----- Available records
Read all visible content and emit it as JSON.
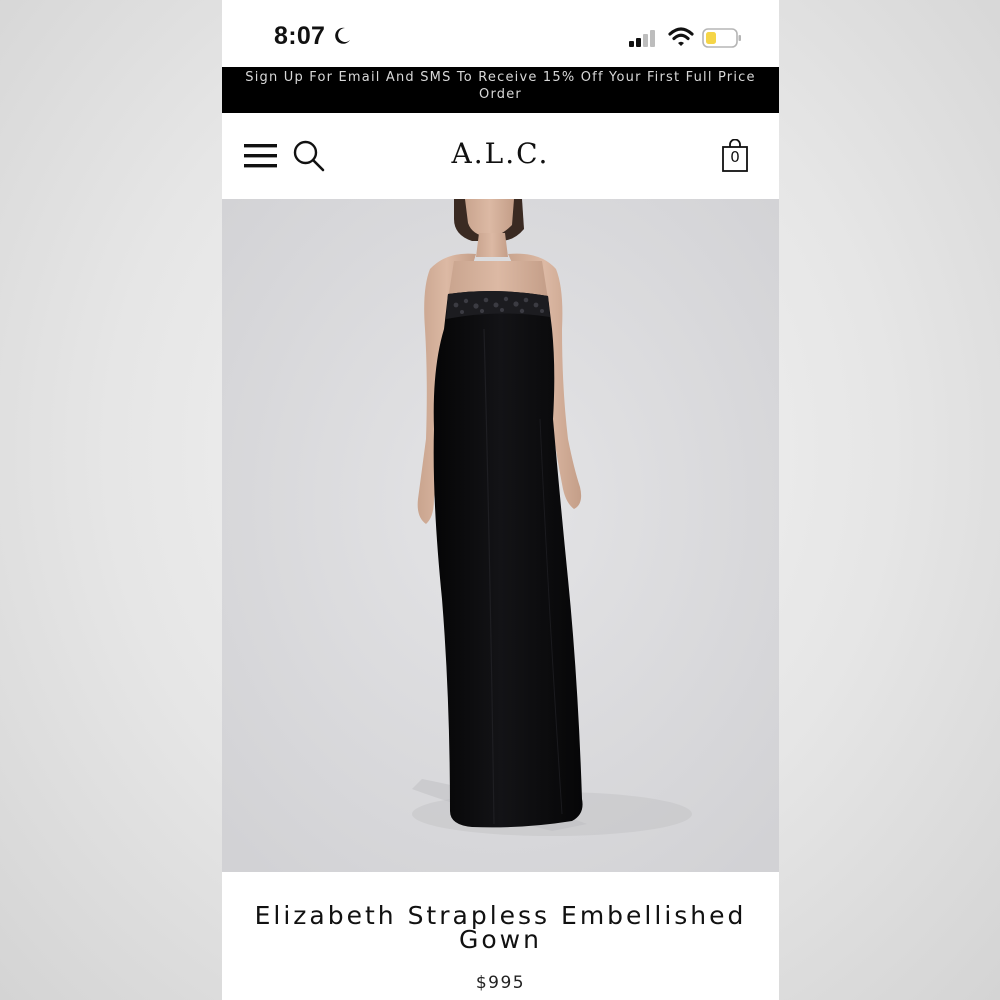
{
  "status_bar": {
    "time": "8:07",
    "icons": [
      "moon-icon",
      "cellular-signal-icon",
      "wifi-icon",
      "battery-icon"
    ],
    "battery_color": "#f5d547"
  },
  "promo_banner": {
    "text": "Sign Up For Email And SMS To Receive 15% Off Your First Full Price Order"
  },
  "header": {
    "logo": "A.L.C.",
    "menu_icon": "hamburger-menu-icon",
    "search_icon": "search-icon",
    "bag_icon": "shopping-bag-icon",
    "bag_count": "0"
  },
  "product": {
    "image_description_icon": "model-in-black-gown-image",
    "name": "Elizabeth Strapless Embellished Gown",
    "price": "$995"
  },
  "colors": {
    "banner_bg": "#000000",
    "banner_text": "#d8d8d8",
    "image_bg": "#dcdcde",
    "gown": "#0d0d0f"
  }
}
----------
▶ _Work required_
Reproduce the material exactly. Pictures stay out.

▶ _Answer section_
Read all visible content and emit it as JSON.
{
  "status_bar": {
    "time": "8:07",
    "icons": [
      "moon-icon",
      "cellular-signal-icon",
      "wifi-icon",
      "battery-icon"
    ],
    "battery_color": "#f5d547"
  },
  "promo_banner": {
    "text": "Sign Up For Email And SMS To Receive 15% Off Your First Full Price Order"
  },
  "header": {
    "logo": "A.L.C.",
    "menu_icon": "hamburger-menu-icon",
    "search_icon": "search-icon",
    "bag_icon": "shopping-bag-icon",
    "bag_count": "0"
  },
  "product": {
    "image_description_icon": "model-in-black-gown-image",
    "name": "Elizabeth Strapless Embellished Gown",
    "price": "$995"
  },
  "colors": {
    "banner_bg": "#000000",
    "banner_text": "#d8d8d8",
    "image_bg": "#dcdcde",
    "gown": "#0d0d0f"
  }
}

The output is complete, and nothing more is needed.